The question then arises: what transformations will the state undergo in communist society?
…Between capitalist and communist society lies the period of the revolutionary transformation of the one into the other. There corresponds to this also a political transition period in which the state can be nothing but the revolutionary dictatorship of the proletariat.15
In thinking of anti-fascism, a basic task and state function of the dictatorship of the proletariat in the socialist period of the revolutionary transformation from capitalist to communist society is, and cannot avoid: the negation and sublation of the commodification of labour power (or 労働力商品化の無理・止揚), its aufheben in new forms of communist sociality and intercourse.16
To eradicate systemic racial ideology that underpins fascist racism today, it is necessary more and more to overcome and negate the commodification of labour power itself.
To be, or not to be, a commodity of labour power, that is the question. It is the question of LP-X,17 of the General Strike, of the revolutionary transition from capitalism to communism, and of the dictatorship of the proletariat.
Althusser, Louis 2006, Philosophy of the Encounter: Later Writings, 1978-1987, Verso.
Balibar, Etienne 1977, On the Dictatorship of the Proletariat, NLB.

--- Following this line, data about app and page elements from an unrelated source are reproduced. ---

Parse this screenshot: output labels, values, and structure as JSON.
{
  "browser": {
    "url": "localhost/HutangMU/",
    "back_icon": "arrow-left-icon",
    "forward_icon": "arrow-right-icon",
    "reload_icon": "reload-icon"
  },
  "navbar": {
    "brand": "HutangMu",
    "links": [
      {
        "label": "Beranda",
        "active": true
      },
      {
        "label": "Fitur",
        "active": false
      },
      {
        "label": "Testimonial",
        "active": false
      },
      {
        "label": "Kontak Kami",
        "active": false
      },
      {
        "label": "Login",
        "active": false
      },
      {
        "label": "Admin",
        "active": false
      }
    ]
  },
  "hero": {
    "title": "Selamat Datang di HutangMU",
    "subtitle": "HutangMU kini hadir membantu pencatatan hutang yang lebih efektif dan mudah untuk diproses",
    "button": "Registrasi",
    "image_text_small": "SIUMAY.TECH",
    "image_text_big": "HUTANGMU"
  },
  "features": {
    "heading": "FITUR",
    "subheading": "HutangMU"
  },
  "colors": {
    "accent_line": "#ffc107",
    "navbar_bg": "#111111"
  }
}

DuBois, W.E.B. 1992, Black Reconstruction in America, 1860-1880, Free Press.
Haider, Asad 2018, Mistaken Identity: Race and Class in the Era of Trump, Verso.
Harootunian, Harry 2015, Marx after Marx, Columbia UP.

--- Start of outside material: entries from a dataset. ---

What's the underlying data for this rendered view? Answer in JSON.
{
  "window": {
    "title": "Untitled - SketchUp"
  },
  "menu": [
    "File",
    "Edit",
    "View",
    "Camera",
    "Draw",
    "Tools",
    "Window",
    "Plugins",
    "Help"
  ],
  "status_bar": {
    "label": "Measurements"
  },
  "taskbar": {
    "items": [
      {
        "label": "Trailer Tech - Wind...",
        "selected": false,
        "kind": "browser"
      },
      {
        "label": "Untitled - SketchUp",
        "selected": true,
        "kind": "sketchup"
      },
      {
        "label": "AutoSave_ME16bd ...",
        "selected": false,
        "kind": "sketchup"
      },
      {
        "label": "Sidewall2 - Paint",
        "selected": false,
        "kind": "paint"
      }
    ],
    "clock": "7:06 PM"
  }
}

Kawashima, Ken 2009, The Proletarian Gamble: Korean Workers in Interwar Japan, Duke UP.
________, Fabian Schaeffer and Robert Stolz 2013, Tosaka Jun: A Critical Reader, Cornell UP.

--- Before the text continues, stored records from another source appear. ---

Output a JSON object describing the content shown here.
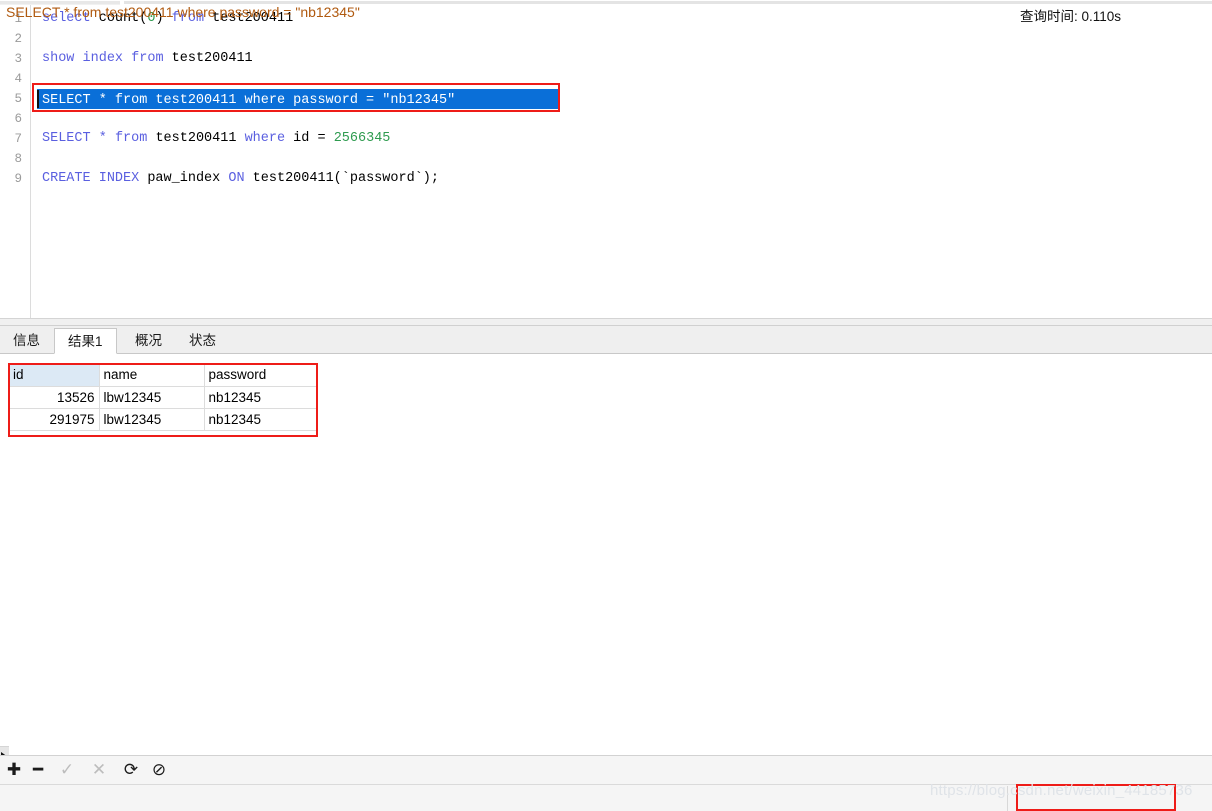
{
  "editor": {
    "lines": [
      {
        "num": "1",
        "tokens": [
          {
            "t": "select",
            "c": "kw"
          },
          {
            "t": " ",
            "c": "plain"
          },
          {
            "t": "count",
            "c": "plain"
          },
          {
            "t": "(",
            "c": "plain"
          },
          {
            "t": "0",
            "c": "num"
          },
          {
            "t": ") ",
            "c": "plain"
          },
          {
            "t": "from",
            "c": "kw"
          },
          {
            "t": " test200411",
            "c": "plain"
          }
        ]
      },
      {
        "num": "2",
        "tokens": []
      },
      {
        "num": "3",
        "tokens": [
          {
            "t": "show",
            "c": "kw"
          },
          {
            "t": " ",
            "c": "plain"
          },
          {
            "t": "index",
            "c": "kw"
          },
          {
            "t": " ",
            "c": "plain"
          },
          {
            "t": "from",
            "c": "kw"
          },
          {
            "t": " test200411",
            "c": "plain"
          }
        ]
      },
      {
        "num": "4",
        "tokens": []
      },
      {
        "num": "5",
        "selected": true,
        "text": "SELECT * from test200411 where password = \"nb12345\"",
        "tokens": [
          {
            "t": "SELECT * from test200411 where password = \"nb12345\"",
            "c": "plain"
          }
        ]
      },
      {
        "num": "6",
        "tokens": []
      },
      {
        "num": "7",
        "tokens": [
          {
            "t": "SELECT",
            "c": "kw"
          },
          {
            "t": " ",
            "c": "plain"
          },
          {
            "t": "*",
            "c": "kw"
          },
          {
            "t": " ",
            "c": "plain"
          },
          {
            "t": "from",
            "c": "kw"
          },
          {
            "t": " test200411 ",
            "c": "plain"
          },
          {
            "t": "where",
            "c": "kw"
          },
          {
            "t": " id = ",
            "c": "plain"
          },
          {
            "t": "2566345",
            "c": "num"
          }
        ]
      },
      {
        "num": "8",
        "tokens": []
      },
      {
        "num": "9",
        "tokens": [
          {
            "t": "CREATE",
            "c": "kw"
          },
          {
            "t": " ",
            "c": "plain"
          },
          {
            "t": "INDEX",
            "c": "kw"
          },
          {
            "t": " paw_index ",
            "c": "plain"
          },
          {
            "t": "ON",
            "c": "kw"
          },
          {
            "t": " test200411(`password`);",
            "c": "plain"
          }
        ]
      }
    ]
  },
  "result_tabs": [
    {
      "label": "信息",
      "active": false
    },
    {
      "label": "结果1",
      "active": true
    },
    {
      "label": "概况",
      "active": false
    },
    {
      "label": "状态",
      "active": false
    }
  ],
  "result_grid": {
    "columns": [
      "id",
      "name",
      "password"
    ],
    "selected_column": "id",
    "rows": [
      {
        "id": "13526",
        "name": "lbw12345",
        "password": "nb12345",
        "current": true
      },
      {
        "id": "291975",
        "name": "lbw12345",
        "password": "nb12345",
        "current": false
      }
    ]
  },
  "toolbar": {
    "buttons": [
      {
        "name": "add-record-button",
        "glyph": "✚",
        "enabled": true
      },
      {
        "name": "delete-record-button",
        "glyph": "━",
        "enabled": true
      },
      {
        "name": "apply-changes-button",
        "glyph": "✓",
        "enabled": false
      },
      {
        "name": "cancel-changes-button",
        "glyph": "✕",
        "enabled": false
      },
      {
        "name": "refresh-button",
        "glyph": "⟳",
        "enabled": true
      },
      {
        "name": "stop-button",
        "glyph": "⊘",
        "enabled": true
      }
    ]
  },
  "status": {
    "sql": "SELECT * from test200411 where password = \"nb12345\"",
    "query_time": "查询时间: 0.110s"
  },
  "watermark": "https://blog.csdn.net/weixin_44185736",
  "colors": {
    "keyword": "#5a5fe0",
    "number": "#2e9b4f",
    "selection": "#0a6fd8",
    "annotation_red": "#ee1c18",
    "status_sql": "#b05a10",
    "selected_header": "#dce9f5"
  }
}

Kawashima, Ken and Gavin Walker 2018. ‘Surplus alongside Excess: Uno Kozo, Imperialism and the Theory of Crisis,’ in Viewpoint Magazine dossier on imperialism, https://viewpointmag.com/2018/02/01/surplus-alongside-excess-uno-kozo-imperialism-theory-crisis/
Lenin, V.I., Book Review: Karl Kautsky. Bernstein und das sozialdemokratische Programm. Eine Antikritik, Lenin Collected Works, Progress Publishers, vol. 4.
Marx, Karl 1990, Capital, Vol. 1, Penguin.
______. Critique of the Gotha Program (1875), in The Marx-Engels Reader, edited by Robert Tucker, Norton, 1978.
Sotiris, Panagiotis 2020, A Philosophy for Communism: Rethinking Althusser, Brill.
Uno, Kōzō 1953, Theory of Crisis, translated by Ken Kawashima, forthcoming, Brill.
__________1958 Shihonron to Shakaishugi, Uno Chosakushu, Vol. 10, Iwanami, 1973.
Walker, Gavin 2016, The Sublime Perversion of Capital: Marxism and the Politics of History in Modern Japan, Duke UP.
Ken Kawashima is Associate Professor, Department of East Asian Studies, University of Toronto. He is author of The Proletariat Gamble: Korean workers in interwar Japan (Duke UP, 2009), co-editor of Tosaka Jun: A Critical Reader (Cornell UP, 2014), and the English translator of Kōzō Uno’s Theory of Crisis, forthcoming (Brill). He is also Sugar Brown, a blues musician, composer and recording artist.
- 2.Lenin, V.I., (1899), Book Review: Karl Kautsky. Bernstein und das sozialdemokratische Programm. Eine Antikritik.
- 3.On racial ideology, Haider 2018, pp. 42-64, and DuBois 1992.
- 4.See Uno 1953; and Kawashima and 1Walker 2018.
- 5.Lenin 1916.
- 6.Uno 2018.
- 7.On the question of ‘feudality’, see Walker 2016, 28-74; and Harootunian 2015, pp. 153-196.
- 8.Kawashima 2009, pp. 67-94.
- 9.DuBois 1992, pp. 583-84.
- 10.Kawashima 2009, pp. 130-168.
- 11.Tosaka 2013.
- 12.Althusser 2006, p. 198.
- 13.Sotiris 2020.
- 14.Balibar 1977.
- 15.Marx (1875), 538. See also Lenin 1917; DuBois 1935; Balibar 1977; Sotiris 2020.
- 16.Uno 1953; 1958.
- 17.Kawashima, Ken, ‘On the Negation and Sublation of Labour Power as a Commodity, or LP-X’, forthcoming.